Exercise directions:
Retyping the records exactly is the whole task.

═════ Records for this task ═════

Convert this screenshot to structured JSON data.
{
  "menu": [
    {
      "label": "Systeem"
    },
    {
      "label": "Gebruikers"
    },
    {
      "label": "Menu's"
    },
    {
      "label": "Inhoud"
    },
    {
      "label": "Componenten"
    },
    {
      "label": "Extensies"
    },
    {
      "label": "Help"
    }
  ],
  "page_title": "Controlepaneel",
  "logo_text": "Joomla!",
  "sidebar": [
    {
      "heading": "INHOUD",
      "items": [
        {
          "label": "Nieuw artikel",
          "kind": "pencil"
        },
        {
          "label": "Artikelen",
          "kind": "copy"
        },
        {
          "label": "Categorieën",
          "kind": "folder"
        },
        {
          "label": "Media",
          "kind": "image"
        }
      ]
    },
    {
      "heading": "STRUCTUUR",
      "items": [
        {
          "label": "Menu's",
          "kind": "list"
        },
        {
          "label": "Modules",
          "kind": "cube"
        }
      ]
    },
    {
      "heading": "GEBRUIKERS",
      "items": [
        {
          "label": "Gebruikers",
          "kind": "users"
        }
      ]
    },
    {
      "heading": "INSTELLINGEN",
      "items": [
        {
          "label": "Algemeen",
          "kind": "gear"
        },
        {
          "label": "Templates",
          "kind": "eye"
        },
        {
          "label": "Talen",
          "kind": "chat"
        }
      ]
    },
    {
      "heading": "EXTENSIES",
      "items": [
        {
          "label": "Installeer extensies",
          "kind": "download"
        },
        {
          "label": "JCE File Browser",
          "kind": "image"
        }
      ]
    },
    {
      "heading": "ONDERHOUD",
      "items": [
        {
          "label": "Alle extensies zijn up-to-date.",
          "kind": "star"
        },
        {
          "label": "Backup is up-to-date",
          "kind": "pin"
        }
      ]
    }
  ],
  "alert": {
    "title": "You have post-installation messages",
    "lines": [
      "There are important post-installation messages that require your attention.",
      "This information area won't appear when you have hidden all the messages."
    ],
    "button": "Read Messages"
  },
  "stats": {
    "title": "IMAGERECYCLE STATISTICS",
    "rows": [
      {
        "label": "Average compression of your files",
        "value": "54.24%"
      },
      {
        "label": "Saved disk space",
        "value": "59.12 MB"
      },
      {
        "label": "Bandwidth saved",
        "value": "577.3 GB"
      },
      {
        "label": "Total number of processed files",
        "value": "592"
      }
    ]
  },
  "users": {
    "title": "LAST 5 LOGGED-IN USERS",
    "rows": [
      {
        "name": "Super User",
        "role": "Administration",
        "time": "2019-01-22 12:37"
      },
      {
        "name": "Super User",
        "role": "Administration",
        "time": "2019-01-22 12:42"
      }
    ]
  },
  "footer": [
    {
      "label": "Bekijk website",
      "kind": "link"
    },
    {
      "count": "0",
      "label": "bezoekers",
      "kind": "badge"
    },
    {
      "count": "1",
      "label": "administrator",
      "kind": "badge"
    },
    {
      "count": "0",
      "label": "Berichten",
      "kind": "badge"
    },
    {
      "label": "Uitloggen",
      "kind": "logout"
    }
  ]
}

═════

Your response:
Convert this screenshot to structured JSON data.
{
  "menu": [
    {
      "label": "Systeem"
    },
    {
      "label": "Gebruikers"
    },
    {
      "label": "Menu's"
    },
    {
      "label": "Inhoud"
    },
    {
      "label": "Componenten"
    },
    {
      "label": "Extensies"
    },
    {
      "label": "Help"
    }
  ],
  "page_title": "Controlepaneel",
  "logo_text": "Joomla!",
  "sidebar": [
    {
      "heading": "INHOUD",
      "items": [
        {
          "label": "Nieuw artikel",
          "kind": "pencil"
        },
        {
          "label": "Artikelen",
          "kind": "copy"
        },
        {
          "label": "Categorieën",
          "kind": "folder"
        },
        {
          "label": "Media",
          "kind": "image"
        }
      ]
    },
    {
      "heading": "STRUCTUUR",
      "items": [
        {
          "label": "Menu's",
          "kind": "list"
        },
        {
          "label": "Modules",
          "kind": "cube"
        }
      ]
    },
    {
      "heading": "GEBRUIKERS",
      "items": [
        {
          "label": "Gebruikers",
          "kind": "users"
        }
      ]
    },
    {
      "heading": "INSTELLINGEN",
      "items": [
        {
          "label": "Algemeen",
          "kind": "gear"
        },
        {
          "label": "Templates",
          "kind": "eye"
        },
        {
          "label": "Talen",
          "kind": "chat"
        }
      ]
    },
    {
      "heading": "EXTENSIES",
      "items": [
        {
          "label": "Installeer extensies",
          "kind": "download"
        },
        {
          "label": "JCE File Browser",
          "kind": "image"
        }
      ]
    },
    {
      "heading": "ONDERHOUD",
      "items": [
        {
          "label": "Alle extensies zijn up-to-date.",
          "kind": "star"
        },
        {
          "label": "Backup is up-to-date",
          "kind": "pin"
        }
      ]
    }
  ],
  "alert": {
    "title": "You have post-installation messages",
    "lines": [
      "There are important post-installation messages that require your attention.",
      "This information area won't appear when you have hidden all the messages."
    ],
    "button": "Read Messages"
  },
  "stats": {
    "title": "IMAGERECYCLE STATISTICS",
    "rows": [
      {
        "label": "Average compression of your files",
        "value": "54.24%"
      },
      {
        "label": "Saved disk space",
        "value": "59.12 MB"
      },
      {
        "label": "Bandwidth saved",
        "value": "577.3 GB"
      },
      {
        "label": "Total number of processed files",
        "value": "592"
      }
    ]
  },
  "users": {
    "title": "LAST 5 LOGGED-IN USERS",
    "rows": [
      {
        "name": "Super User",
        "role": "Administration",
        "time": "2019-01-22 12:37"
      },
      {
        "name": "Super User",
        "role": "Administration",
        "time": "2019-01-22 12:42"
      }
    ]
  },
  "footer": [
    {
      "label": "Bekijk website",
      "kind": "link"
    },
    {
      "count": "0",
      "label": "bezoekers",
      "kind": "badge"
    },
    {
      "count": "1",
      "label": "administrator",
      "kind": "badge"
    },
    {
      "count": "0",
      "label": "Berichten",
      "kind": "badge"
    },
    {
      "label": "Uitloggen",
      "kind": "logout"
    }
  ]
}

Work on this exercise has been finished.